From Concept to Creation: Documenting My Design Projects
Embarking on a design project is a thrilling journey that demands creativity, innovation, and meticulous planning. As a designer, the process from conceptualization to the final creation is both a personal and professional odyssey, and documenting each step is not just a formality but a crucial aspect of the creative process. This exploration delves into the importance of documenting design projects, the methods employed, and the valuable insights gained along the way.
1. Conceptualization and Ideation: The journey begins with a spark of inspiration, a concept waiting to be brought to life. Documenting this initial phase is like capturing lightning in a bottle – it preserves the essence of the idea, the raw creativity that fuels the entire project. Sketches, mind maps, and written notes form the foundation of this documentation, serving as a tangible reminder of the project’s genesis.
2. Mood Boards and Visual References: Translating ideas into visual concepts is a pivotal step in the design process. Mood boards, comprised of images, textures, and color palettes, help solidify the visual direction. Documenting these boards not only aids in refining the design but also serves as a reference point for collaborators, ensuring a cohesive vision is maintained throughout the project.

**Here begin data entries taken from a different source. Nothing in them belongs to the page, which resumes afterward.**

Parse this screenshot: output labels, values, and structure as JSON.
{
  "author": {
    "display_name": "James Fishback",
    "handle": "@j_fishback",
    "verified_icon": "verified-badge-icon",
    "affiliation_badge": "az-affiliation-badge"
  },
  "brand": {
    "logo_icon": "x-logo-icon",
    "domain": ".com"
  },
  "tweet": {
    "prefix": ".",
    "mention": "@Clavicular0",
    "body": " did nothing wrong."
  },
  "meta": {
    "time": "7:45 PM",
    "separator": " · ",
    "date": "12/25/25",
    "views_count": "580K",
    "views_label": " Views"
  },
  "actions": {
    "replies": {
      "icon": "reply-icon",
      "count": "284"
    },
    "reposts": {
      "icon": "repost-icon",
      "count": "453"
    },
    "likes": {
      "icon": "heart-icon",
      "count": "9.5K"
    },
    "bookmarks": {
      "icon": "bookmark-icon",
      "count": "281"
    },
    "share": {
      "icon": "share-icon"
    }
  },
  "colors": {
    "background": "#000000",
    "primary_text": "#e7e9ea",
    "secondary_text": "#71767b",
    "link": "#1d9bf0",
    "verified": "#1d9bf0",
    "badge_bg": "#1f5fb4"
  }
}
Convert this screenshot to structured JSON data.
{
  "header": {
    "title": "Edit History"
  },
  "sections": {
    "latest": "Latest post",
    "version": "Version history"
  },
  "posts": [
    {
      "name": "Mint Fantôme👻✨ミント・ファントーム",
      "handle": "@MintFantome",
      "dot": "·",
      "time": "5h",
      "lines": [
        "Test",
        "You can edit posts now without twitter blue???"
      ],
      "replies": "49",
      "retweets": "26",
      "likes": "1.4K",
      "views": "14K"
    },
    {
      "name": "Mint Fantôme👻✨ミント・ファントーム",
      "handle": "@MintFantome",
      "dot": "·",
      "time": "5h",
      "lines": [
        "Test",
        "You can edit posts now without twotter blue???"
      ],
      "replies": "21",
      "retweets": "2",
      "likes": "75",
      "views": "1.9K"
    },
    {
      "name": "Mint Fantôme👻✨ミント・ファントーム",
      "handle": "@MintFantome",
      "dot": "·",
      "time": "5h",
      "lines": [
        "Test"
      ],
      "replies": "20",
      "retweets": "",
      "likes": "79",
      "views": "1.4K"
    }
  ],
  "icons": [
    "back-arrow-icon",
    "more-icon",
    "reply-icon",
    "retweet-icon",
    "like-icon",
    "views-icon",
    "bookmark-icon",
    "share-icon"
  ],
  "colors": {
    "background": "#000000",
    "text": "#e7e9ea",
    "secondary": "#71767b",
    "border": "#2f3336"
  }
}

3. Prototyping and Iterative Design: The prototyping stage is where concepts start to take tangible form. Documenting prototypes and iterations captures the evolution of the design – the exploration of different materials, forms, and functionalities. Through photographs, annotations, and detailed notes, the designer chronicles the trial-and-error process, learning valuable lessons from each iteration.
4. Digital Tools and Software: In the digital age, design projects often involve the use of sophisticated software and digital tools. Screenshots, design drafts, and 3D models become integral components of the documentation process. These digital records not only showcase the technical aspects of the project but also provide a comprehensive archive for future reference or collaboration.
5. Client Collaboration and Feedback: Collaboration with clients is a dynamic aspect of design projects. Documenting client meetings, feedback sessions, and revisions establishes a transparent and communicative workflow. This documentation becomes a record of decisions made, considerations discussed, and the iterative nature of the design process, fostering a sense of collaboration and shared ownership.
6. Material Selection and Sourcing: The selection of materials is a crucial determinant of a design’s success. Documenting the exploration and finalization of materials captures the tactile and sensory aspects of the project. From material samples to supplier communications, this documentation ensures a comprehensive understanding of the design’s physicality and the considerations behind material choices.
7. Work in Progress (WIP) Documentation: Creating a Work in Progress (WIP) documentation serves as a dynamic diary of the project’s development. Regular updates, snapshots, and reflections provide a chronological narrative, allowing the designer to trace their thought processes, overcome challenges, and celebrate milestones. WIP documentation is not only for personal reflection but can also be shared with collaborators, clients, or even as a marketing tool.
8. Challenges and Problem-Solving: No design project is without its challenges. Documenting these hurdles, along with the strategies employed for problem-solving, contributes to a valuable knowledge base. Understanding how challenges were overcome not only informs future projects but serves as a testament to the designer’s adaptability and resilience.
9. Final Presentation and Deliverables: The culmination of the design project is the presentation of the final creation. Documenting this phase involves capturing the polished visuals, product renders, or finalized prototypes. High-quality photographs, detailed specifications, and a well-articulated project summary form the basis of a comprehensive portfolio that showcases the designer’s skills and the project’s success.
10. Reflection and Post-Project Analysis: After the completion of a design project, taking the time to reflect is invaluable. Documenting this reflective process captures insights gained, lessons learned, and areas for improvement. Post-project analysis not only contributes to personal growth but also provides a roadmap for refining future design processes and approaches.
Conclusion: Documenting a design project is akin to creating a visual and narrative archive of the entire creative journey. It serves as more than just a record; it is a source of inspiration, a tool for collaboration, and a means of continuous improvement. From the initial spark of an idea to the final, polished creation, each step is documented to preserve the designer’s vision, methodology, and the essence of their creative expression. In essence, the documentation of design projects is not just a formality; it is an intrinsic part of the art and science of design, capturing the magic that transforms concepts into reality.